A female nematode showing several internal eggs

Haycocknema perxplexum, the cause of a curious disease investigated over the past two decades by Dave Spratt of our Australian National Wildlife Collection. Illustration by Natasha Mansfield, CSIRO.

At different times in the 1990s, a botanist and a firefighter went to hospital with a set of generic symptoms including a feeling of discomfort, muscle pain, general illness and unease. After medical examination, they were found to have polymyositis—a chronic inflammation of the muscles—and wasting away of muscle density.

In both cases, biopsies of the wasting muscles revealed something growing and reproducing inside the muscle tissue. Despite an initial misdiagnosis of one of the cases, both patients were eventually understood to have had infections of a previously unidentified microscopic nematode (also known as a roundworm).

(Left) A section of muscle cells under a microscope showing an infecting H. perplexum parasite—the round structure with the white halo inside the larger mid-pink structure of the muscle cell. The patient has significant muscle deterioration—most of the dark blue/purple spots are muscle cell nuclei and in a healthy muscle (right), would have a full, muscle cells around them.

(Left) A section of muscle cells under a microscope showing an infecting H. perplexum parasite—the round structure with the white halo inside the larger mid-pink structure of the muscle cell. The patient has significant muscle deterioration—most of the dark blue/purple spots are muscle cell nuclei and in a healthy muscle (right), would have a full, muscle cells around them. Image adapted from: Dr Thomas Robertson, with permission.

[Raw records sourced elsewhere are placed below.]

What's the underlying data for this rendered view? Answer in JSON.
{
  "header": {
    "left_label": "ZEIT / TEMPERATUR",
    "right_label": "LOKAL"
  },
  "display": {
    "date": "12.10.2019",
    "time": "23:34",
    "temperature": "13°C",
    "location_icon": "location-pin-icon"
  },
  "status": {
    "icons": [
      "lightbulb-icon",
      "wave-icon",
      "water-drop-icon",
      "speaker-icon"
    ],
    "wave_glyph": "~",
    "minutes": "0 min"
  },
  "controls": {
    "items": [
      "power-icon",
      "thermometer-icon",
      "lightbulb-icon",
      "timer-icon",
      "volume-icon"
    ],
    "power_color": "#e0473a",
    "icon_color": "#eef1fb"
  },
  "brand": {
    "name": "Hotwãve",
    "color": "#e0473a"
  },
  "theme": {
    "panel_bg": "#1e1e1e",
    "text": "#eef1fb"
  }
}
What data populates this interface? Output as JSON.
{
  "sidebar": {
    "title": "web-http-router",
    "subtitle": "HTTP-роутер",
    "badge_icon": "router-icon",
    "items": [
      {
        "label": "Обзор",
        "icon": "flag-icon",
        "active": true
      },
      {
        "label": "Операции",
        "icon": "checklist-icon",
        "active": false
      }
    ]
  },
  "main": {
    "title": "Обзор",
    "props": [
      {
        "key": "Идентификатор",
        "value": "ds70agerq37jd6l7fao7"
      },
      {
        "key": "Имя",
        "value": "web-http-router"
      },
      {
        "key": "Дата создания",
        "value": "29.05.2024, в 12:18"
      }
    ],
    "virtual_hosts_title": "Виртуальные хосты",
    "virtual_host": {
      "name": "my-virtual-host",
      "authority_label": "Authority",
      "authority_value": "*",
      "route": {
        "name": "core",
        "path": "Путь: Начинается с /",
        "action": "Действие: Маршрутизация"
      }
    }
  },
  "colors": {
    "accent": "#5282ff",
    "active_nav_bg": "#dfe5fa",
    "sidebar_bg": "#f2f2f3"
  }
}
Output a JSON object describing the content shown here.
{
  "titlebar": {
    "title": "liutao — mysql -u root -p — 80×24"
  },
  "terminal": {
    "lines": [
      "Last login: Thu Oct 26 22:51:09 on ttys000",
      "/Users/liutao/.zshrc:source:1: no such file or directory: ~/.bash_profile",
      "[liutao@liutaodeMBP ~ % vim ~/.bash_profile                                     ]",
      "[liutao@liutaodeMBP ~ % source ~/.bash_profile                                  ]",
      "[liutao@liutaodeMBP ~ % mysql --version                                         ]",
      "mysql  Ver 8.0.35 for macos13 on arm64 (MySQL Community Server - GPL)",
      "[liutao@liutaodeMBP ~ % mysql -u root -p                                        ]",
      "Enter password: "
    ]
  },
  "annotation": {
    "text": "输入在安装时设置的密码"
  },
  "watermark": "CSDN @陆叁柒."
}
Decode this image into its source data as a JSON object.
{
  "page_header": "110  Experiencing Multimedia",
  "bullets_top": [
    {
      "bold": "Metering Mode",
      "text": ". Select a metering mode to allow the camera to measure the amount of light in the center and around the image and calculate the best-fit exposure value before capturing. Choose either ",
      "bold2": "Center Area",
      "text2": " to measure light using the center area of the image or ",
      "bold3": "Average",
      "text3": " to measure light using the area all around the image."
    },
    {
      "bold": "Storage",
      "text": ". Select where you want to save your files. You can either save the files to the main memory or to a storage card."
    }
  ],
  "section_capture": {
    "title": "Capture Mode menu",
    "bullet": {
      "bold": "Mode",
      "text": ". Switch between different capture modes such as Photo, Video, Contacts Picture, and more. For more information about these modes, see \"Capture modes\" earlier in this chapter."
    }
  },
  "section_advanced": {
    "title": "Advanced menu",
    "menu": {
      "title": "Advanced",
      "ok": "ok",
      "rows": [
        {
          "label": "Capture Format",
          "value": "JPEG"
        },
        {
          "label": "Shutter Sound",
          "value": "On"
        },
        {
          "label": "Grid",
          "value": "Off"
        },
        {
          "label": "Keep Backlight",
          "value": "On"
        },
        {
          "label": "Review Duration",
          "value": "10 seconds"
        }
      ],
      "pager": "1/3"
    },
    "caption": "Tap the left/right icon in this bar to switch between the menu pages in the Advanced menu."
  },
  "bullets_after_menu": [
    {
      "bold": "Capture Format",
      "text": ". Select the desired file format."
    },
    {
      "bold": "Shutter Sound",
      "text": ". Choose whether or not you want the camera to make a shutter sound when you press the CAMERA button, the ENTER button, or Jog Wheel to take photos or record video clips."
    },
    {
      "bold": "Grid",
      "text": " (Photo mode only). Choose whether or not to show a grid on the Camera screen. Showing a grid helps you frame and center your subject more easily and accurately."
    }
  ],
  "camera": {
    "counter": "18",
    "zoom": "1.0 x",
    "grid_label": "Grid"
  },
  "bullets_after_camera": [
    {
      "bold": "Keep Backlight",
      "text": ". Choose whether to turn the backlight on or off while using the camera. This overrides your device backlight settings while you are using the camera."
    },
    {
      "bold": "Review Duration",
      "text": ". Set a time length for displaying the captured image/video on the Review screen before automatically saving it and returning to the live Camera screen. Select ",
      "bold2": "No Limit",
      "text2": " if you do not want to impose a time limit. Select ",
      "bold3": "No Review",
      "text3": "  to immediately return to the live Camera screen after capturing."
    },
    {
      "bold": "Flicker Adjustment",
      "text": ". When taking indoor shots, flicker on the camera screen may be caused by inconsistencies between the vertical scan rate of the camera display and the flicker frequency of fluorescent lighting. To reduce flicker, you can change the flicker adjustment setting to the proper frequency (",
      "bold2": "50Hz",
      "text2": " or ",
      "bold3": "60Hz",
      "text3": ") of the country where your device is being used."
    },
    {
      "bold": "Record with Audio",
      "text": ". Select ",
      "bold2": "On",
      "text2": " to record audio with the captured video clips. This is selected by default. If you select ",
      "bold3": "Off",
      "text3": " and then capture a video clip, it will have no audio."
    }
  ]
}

The parasite was described in 1999 by Dave Spratt and colleagues as Haycocknema perplexum—the species name alluding to the mysterious nature of the nematode, its unknown origin, and some unusual physical features of the female. To date, only a handful of further cases of infection have been reported, and only in North Queensland and Tasmania.

There is currently little to no understanding on how any of the patients were infected.

Symptoms after infection appear gradually over several years. Diagnosing an infection has so far relied on a pathologist spotting the nematodes when looking at muscle biopsies under a microscope. Last year, however, a group of scientists, including Dave Spratt, published a newly-developed DNA-based test that will help to identify suspected human cases in the future.

There is currently little to no understanding on how any of the patients were infected.

The nematode is tiny. The female is only about 0.4 millimetres long and the male is about 0.3 millimetres. We don’t know very much about its life cycle yet, but we do know that H. perplexum reproduces by ‘matricidal hatching’. This is where the eggs develop into larvae, hatch inside the female and burst from her head to infect additional muscle cells. Talk about a mother’s love!

If you do end up becoming infected (rare as that would be), there is a broad-spectrum drug called albendazole that appears to be effective in wiping out the infection. And while being treated with sheep drench sounds a bit unpleasant, if the infection is left untreated, the muscle wastage will lead to breathing difficulties and eventual death.

 

This article was published with permission, Australian Academy of Science. Read the original article.